* [WORK REQUIRED]: Could you print out every entry, character for character?

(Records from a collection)
_ _ _
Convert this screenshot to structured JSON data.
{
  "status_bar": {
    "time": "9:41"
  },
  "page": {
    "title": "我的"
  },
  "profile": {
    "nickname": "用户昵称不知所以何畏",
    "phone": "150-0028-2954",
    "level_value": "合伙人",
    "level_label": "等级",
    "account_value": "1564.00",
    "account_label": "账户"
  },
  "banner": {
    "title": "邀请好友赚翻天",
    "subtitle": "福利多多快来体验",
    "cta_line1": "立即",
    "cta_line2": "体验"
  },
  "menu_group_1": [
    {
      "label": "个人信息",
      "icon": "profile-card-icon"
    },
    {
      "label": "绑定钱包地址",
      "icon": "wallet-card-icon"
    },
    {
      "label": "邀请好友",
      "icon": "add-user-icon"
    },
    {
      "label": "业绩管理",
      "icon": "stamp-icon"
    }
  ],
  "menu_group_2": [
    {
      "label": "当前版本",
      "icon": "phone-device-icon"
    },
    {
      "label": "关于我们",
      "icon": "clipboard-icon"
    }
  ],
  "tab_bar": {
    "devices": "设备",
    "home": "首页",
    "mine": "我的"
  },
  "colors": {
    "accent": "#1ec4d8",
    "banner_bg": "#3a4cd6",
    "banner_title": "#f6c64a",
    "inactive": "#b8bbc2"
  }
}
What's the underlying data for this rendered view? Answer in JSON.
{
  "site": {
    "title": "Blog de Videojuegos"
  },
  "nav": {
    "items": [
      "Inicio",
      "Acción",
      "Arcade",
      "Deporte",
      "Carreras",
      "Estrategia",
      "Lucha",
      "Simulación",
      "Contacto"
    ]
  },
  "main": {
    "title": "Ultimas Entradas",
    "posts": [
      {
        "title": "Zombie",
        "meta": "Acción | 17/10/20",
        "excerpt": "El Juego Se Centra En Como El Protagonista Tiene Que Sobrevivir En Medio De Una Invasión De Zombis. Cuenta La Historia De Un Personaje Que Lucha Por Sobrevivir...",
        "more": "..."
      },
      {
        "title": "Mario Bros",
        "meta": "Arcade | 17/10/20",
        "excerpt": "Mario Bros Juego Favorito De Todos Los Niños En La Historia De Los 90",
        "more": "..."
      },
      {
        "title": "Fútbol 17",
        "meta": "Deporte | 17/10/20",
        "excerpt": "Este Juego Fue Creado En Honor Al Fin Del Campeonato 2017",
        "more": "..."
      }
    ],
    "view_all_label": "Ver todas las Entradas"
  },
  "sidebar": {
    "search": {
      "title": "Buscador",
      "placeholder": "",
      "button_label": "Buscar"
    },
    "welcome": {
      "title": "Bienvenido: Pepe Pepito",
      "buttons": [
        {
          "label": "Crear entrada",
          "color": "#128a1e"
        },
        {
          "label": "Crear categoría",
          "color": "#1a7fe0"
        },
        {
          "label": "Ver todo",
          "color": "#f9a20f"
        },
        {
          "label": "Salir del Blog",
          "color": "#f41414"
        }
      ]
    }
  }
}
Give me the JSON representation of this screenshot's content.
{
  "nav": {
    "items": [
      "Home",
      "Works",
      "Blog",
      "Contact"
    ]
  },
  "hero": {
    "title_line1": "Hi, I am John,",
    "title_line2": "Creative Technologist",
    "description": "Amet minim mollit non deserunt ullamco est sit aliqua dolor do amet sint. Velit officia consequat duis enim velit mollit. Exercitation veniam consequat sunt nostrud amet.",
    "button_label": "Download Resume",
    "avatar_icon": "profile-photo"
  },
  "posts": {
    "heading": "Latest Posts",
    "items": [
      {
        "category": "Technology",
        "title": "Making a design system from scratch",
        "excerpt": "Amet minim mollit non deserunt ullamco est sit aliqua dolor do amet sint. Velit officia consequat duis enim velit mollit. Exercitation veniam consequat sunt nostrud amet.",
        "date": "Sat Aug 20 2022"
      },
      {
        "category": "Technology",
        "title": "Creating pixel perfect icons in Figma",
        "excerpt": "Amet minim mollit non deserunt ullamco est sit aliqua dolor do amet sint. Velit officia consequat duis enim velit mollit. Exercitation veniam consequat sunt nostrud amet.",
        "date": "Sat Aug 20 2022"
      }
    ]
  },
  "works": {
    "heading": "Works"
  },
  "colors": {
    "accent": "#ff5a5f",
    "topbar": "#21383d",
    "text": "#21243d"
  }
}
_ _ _
* [COMPLETED TASK]:
Convert this screenshot to structured JSON data.
{
  "status_bar": {
    "time": "9:41"
  },
  "page": {
    "title": "我的"
  },
  "profile": {
    "nickname": "用户昵称不知所以何畏",
    "phone": "150-0028-2954",
    "level_value": "合伙人",
    "level_label": "等级",
    "account_value": "1564.00",
    "account_label": "账户"
  },
  "banner": {
    "title": "邀请好友赚翻天",
    "subtitle": "福利多多快来体验",
    "cta_line1": "立即",
    "cta_line2": "体验"
  },
  "menu_group_1": [
    {
      "label": "个人信息",
      "icon": "profile-card-icon"
    },
    {
      "label": "绑定钱包地址",
      "icon": "wallet-card-icon"
    },
    {
      "label": "邀请好友",
      "icon": "add-user-icon"
    },
    {
      "label": "业绩管理",
      "icon": "stamp-icon"
    }
  ],
  "menu_group_2": [
    {
      "label": "当前版本",
      "icon": "phone-device-icon"
    },
    {
      "label": "关于我们",
      "icon": "clipboard-icon"
    }
  ],
  "tab_bar": {
    "devices": "设备",
    "home": "首页",
    "mine": "我的"
  },
  "colors": {
    "accent": "#1ec4d8",
    "banner_bg": "#3a4cd6",
    "banner_title": "#f6c64a",
    "inactive": "#b8bbc2"
  }
}
What's the underlying data for this rendered view? Answer in JSON.
{
  "site": {
    "title": "Blog de Videojuegos"
  },
  "nav": {
    "items": [
      "Inicio",
      "Acción",
      "Arcade",
      "Deporte",
      "Carreras",
      "Estrategia",
      "Lucha",
      "Simulación",
      "Contacto"
    ]
  },
  "main": {
    "title": "Ultimas Entradas",
    "posts": [
      {
        "title": "Zombie",
        "meta": "Acción | 17/10/20",
        "excerpt": "El Juego Se Centra En Como El Protagonista Tiene Que Sobrevivir En Medio De Una Invasión De Zombis. Cuenta La Historia De Un Personaje Que Lucha Por Sobrevivir...",
        "more": "..."
      },
      {
        "title": "Mario Bros",
        "meta": "Arcade | 17/10/20",
        "excerpt": "Mario Bros Juego Favorito De Todos Los Niños En La Historia De Los 90",
        "more": "..."
      },
      {
        "title": "Fútbol 17",
        "meta": "Deporte | 17/10/20",
        "excerpt": "Este Juego Fue Creado En Honor Al Fin Del Campeonato 2017",
        "more": "..."
      }
    ],
    "view_all_label": "Ver todas las Entradas"
  },
  "sidebar": {
    "search": {
      "title": "Buscador",
      "placeholder": "",
      "button_label": "Buscar"
    },
    "welcome": {
      "title": "Bienvenido: Pepe Pepito",
      "buttons": [
        {
          "label": "Crear entrada",
          "color": "#128a1e"
        },
        {
          "label": "Crear categoría",
          "color": "#1a7fe0"
        },
        {
          "label": "Ver todo",
          "color": "#f9a20f"
        },
        {
          "label": "Salir del Blog",
          "color": "#f41414"
        }
      ]
    }
  }
}
Give me the JSON representation of this screenshot's content.
{
  "nav": {
    "items": [
      "Home",
      "Works",
      "Blog",
      "Contact"
    ]
  },
  "hero": {
    "title_line1": "Hi, I am John,",
    "title_line2": "Creative Technologist",
    "description": "Amet minim mollit non deserunt ullamco est sit aliqua dolor do amet sint. Velit officia consequat duis enim velit mollit. Exercitation veniam consequat sunt nostrud amet.",
    "button_label": "Download Resume",
    "avatar_icon": "profile-photo"
  },
  "posts": {
    "heading": "Latest Posts",
    "items": [
      {
        "category": "Technology",
        "title": "Making a design system from scratch",
        "excerpt": "Amet minim mollit non deserunt ullamco est sit aliqua dolor do amet sint. Velit officia consequat duis enim velit mollit. Exercitation veniam consequat sunt nostrud amet.",
        "date": "Sat Aug 20 2022"
      },
      {
        "category": "Technology",
        "title": "Creating pixel perfect icons in Figma",
        "excerpt": "Amet minim mollit non deserunt ullamco est sit aliqua dolor do amet sint. Velit officia consequat duis enim velit mollit. Exercitation veniam consequat sunt nostrud amet.",
        "date": "Sat Aug 20 2022"
      }
    ]
  },
  "works": {
    "heading": "Works"
  },
  "colors": {
    "accent": "#ff5a5f",
    "topbar": "#21383d",
    "text": "#21243d"
  }
}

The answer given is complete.